This is going to be a positive review. Like many Isbell loyalists, I have broken up and fallen in love to his songs. "If there's one thing I can't take," he sings in "Codeine," an all-too relatable song from a previous album, "it's the sound a woman makes about five seconds after her heart begins to break."
Isbell unloaded on Thursday's audience. It speaks to his effect on listeners that he was able to open the show with a new song, "Flying Over Water," and that the audience was just as eager for him to dig deeper into the catalogue for a good while before returning to the monumentally popular "Southeastern." The set was wide-ranging, like any other Isbell show, delving into Truckers hits including "Decoration Day," "Outfit" and "Goddamn Lonely Love," as well as songs from his other albums as a solo artist. An encore capping cover of the Rolling Stones' "Can't You Hear Me Knocking" provided the ultimate rock and roll jolt. But what was fresh, and really brought Isbell's act to a better, higher place, was the new stuff.

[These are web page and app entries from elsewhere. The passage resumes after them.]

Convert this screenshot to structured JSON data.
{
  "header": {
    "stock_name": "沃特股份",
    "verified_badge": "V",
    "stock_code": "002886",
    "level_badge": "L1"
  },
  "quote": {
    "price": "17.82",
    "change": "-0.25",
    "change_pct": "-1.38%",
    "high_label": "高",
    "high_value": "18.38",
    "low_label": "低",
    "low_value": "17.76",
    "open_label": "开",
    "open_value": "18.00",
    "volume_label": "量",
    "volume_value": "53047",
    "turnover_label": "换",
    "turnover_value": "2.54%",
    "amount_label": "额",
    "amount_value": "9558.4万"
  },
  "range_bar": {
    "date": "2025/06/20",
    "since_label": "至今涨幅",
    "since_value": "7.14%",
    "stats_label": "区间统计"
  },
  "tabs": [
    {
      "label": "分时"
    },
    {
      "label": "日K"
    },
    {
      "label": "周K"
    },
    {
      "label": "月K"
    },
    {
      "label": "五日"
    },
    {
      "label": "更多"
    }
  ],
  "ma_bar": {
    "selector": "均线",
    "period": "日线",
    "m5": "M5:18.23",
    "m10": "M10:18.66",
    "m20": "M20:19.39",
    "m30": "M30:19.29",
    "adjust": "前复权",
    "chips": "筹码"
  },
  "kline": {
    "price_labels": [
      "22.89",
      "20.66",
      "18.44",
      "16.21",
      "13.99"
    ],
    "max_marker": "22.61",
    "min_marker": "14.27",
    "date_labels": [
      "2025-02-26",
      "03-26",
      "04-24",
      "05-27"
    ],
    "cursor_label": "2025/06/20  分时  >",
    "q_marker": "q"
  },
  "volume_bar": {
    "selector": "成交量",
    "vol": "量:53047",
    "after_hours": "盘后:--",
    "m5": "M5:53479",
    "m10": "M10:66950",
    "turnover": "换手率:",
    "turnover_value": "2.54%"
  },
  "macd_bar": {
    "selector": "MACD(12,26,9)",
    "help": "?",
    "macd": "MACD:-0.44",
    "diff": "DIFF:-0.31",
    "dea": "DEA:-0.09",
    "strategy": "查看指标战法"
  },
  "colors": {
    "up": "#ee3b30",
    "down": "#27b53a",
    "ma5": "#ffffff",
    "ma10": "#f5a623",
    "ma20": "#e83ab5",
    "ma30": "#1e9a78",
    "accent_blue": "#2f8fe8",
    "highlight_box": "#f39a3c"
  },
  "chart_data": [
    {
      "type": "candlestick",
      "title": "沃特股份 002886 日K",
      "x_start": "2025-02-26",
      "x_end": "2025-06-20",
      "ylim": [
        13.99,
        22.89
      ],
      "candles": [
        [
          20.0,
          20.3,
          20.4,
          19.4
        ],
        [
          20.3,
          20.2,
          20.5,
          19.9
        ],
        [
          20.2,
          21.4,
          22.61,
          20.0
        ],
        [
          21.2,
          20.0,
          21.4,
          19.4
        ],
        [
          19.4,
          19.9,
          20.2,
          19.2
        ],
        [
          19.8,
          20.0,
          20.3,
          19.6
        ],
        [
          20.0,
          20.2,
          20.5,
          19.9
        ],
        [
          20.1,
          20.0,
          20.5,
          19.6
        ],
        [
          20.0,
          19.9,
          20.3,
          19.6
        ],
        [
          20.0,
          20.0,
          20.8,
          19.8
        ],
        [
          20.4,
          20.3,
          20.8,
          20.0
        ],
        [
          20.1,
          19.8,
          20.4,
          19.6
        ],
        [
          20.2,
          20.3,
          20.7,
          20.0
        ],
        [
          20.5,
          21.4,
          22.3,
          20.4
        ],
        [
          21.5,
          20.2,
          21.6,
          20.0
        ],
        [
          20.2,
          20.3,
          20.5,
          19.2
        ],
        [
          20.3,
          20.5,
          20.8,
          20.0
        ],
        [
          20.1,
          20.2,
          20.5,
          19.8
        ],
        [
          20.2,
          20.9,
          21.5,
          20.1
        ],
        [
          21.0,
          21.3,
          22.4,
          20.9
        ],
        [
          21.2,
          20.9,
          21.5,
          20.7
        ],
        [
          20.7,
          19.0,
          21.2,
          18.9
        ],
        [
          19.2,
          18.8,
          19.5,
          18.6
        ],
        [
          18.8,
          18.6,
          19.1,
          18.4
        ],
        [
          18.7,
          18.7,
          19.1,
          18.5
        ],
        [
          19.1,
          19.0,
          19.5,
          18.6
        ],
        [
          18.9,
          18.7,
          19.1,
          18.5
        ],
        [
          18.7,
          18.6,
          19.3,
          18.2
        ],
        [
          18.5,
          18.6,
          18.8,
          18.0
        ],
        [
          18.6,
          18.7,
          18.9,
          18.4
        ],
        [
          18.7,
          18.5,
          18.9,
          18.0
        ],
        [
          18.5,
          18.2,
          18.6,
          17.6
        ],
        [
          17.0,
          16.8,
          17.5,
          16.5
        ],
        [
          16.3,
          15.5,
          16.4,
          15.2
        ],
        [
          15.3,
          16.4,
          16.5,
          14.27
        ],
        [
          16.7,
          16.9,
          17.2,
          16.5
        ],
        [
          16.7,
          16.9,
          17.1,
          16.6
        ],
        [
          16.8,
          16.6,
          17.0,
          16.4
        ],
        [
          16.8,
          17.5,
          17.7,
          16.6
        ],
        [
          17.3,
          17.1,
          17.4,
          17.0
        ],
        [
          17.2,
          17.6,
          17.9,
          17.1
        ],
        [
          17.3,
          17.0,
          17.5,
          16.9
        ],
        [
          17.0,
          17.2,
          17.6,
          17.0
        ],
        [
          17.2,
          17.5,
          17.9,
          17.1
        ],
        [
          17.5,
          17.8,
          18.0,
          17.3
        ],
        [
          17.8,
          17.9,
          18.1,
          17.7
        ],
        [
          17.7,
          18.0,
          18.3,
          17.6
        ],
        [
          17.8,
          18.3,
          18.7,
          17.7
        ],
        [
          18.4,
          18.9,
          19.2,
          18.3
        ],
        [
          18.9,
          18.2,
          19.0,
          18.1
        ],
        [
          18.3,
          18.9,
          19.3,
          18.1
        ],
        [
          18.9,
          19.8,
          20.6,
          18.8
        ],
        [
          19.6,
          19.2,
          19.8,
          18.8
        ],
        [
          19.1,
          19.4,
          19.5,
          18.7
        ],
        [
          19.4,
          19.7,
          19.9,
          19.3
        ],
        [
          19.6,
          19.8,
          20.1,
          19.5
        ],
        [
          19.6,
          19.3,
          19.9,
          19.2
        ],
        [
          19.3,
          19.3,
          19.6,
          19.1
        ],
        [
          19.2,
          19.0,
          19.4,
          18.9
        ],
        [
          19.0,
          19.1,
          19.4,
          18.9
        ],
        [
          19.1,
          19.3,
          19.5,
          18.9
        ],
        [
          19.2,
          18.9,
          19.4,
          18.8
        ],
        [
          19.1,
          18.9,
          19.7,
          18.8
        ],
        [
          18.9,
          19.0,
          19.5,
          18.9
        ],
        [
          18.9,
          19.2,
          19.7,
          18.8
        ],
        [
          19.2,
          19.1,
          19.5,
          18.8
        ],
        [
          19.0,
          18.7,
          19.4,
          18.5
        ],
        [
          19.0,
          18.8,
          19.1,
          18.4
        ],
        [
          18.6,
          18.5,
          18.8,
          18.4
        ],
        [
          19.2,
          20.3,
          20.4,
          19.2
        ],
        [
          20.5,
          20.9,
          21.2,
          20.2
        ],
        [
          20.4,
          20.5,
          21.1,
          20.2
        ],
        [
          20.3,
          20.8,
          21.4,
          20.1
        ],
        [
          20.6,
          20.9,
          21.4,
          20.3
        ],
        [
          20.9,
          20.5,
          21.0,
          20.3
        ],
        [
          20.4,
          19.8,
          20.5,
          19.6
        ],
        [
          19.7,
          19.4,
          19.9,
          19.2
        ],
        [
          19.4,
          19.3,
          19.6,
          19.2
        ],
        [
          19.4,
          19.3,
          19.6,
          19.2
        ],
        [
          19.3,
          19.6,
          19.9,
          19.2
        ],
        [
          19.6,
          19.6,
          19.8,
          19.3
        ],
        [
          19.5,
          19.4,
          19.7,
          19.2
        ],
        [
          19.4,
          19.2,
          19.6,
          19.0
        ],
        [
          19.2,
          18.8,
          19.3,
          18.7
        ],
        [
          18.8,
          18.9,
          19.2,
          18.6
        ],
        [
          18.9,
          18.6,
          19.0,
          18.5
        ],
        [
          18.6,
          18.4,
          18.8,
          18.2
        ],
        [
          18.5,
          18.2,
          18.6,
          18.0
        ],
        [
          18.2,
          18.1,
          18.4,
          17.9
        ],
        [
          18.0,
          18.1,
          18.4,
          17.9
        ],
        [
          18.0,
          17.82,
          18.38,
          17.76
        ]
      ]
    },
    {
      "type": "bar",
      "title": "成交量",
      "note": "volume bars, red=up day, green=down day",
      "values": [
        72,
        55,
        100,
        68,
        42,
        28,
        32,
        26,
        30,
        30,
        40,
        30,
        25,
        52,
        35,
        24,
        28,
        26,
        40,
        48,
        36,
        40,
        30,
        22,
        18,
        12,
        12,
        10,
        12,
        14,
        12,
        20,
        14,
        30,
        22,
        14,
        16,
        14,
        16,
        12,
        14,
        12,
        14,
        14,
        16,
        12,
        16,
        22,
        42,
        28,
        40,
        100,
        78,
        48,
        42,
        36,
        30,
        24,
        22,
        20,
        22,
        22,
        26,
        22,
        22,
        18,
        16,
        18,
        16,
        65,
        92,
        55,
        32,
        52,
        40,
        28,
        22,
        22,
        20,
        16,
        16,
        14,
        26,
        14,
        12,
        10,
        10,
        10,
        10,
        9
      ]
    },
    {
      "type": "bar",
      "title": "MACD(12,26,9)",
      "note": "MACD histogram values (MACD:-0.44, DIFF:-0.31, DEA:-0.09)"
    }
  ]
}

A Tribune colleague at Thursday's show leaned in to me and said, "This is the best I've ever seen him."
It was his sixth Isbell show in recent years.
The Jason Isbell that is on the road now, in Jackson tonight, Big Sky, Mont., tomorrow and Missoula on Sunday, is a cleaner, sharper one. The best version of himself to date. Credit his newfound sobriety, or his equally talented new wife, the Texas fiddler Amanda Shires, or just the wisdom gleaned from bouncing around the Southern rock scene for nearly 15 years. Probably all of them.
In all, Isbell played nine of the songs from "Southeastern," but none were better than when his tremendous backing band, The 400 Unit, stepped into the shadows, leaving Isbell and his guitar. The autobiographical "Cover Me Up," which details a fall from an 80-mile-per-hour lifestyle to sobriety and passionate love brought the room to a halt.
"But I sobered up," he sings, "and I swore off that stuff forever, this time."
Isbell, who has become an NPR fixture of late, has always been known for his storytelling. "Decoration Day" is the tale of rival families and the blood sport that destroys them both; "Outfit" is a father's humble advice to his son. But the songs from "Southeastern" carry more weight these days, and the sincerity bleeds out of Isbell with every soulful lyric.
At one point, Isbell acknowledged to the crowd that it was nice to have new songs that people actually wanted to hear, and didn't just offer an opportunity for patrons to run to the bathroom.
Three songs into the night, though, Isbell turned to one that may have foreshadowed his mid-career renaissance. From "Go It Alone," a highlight of the studio album that preceded "Southeastern," he sang, "It's realizing just how close you've come to death and rearranging accordingly."
— Bill Oram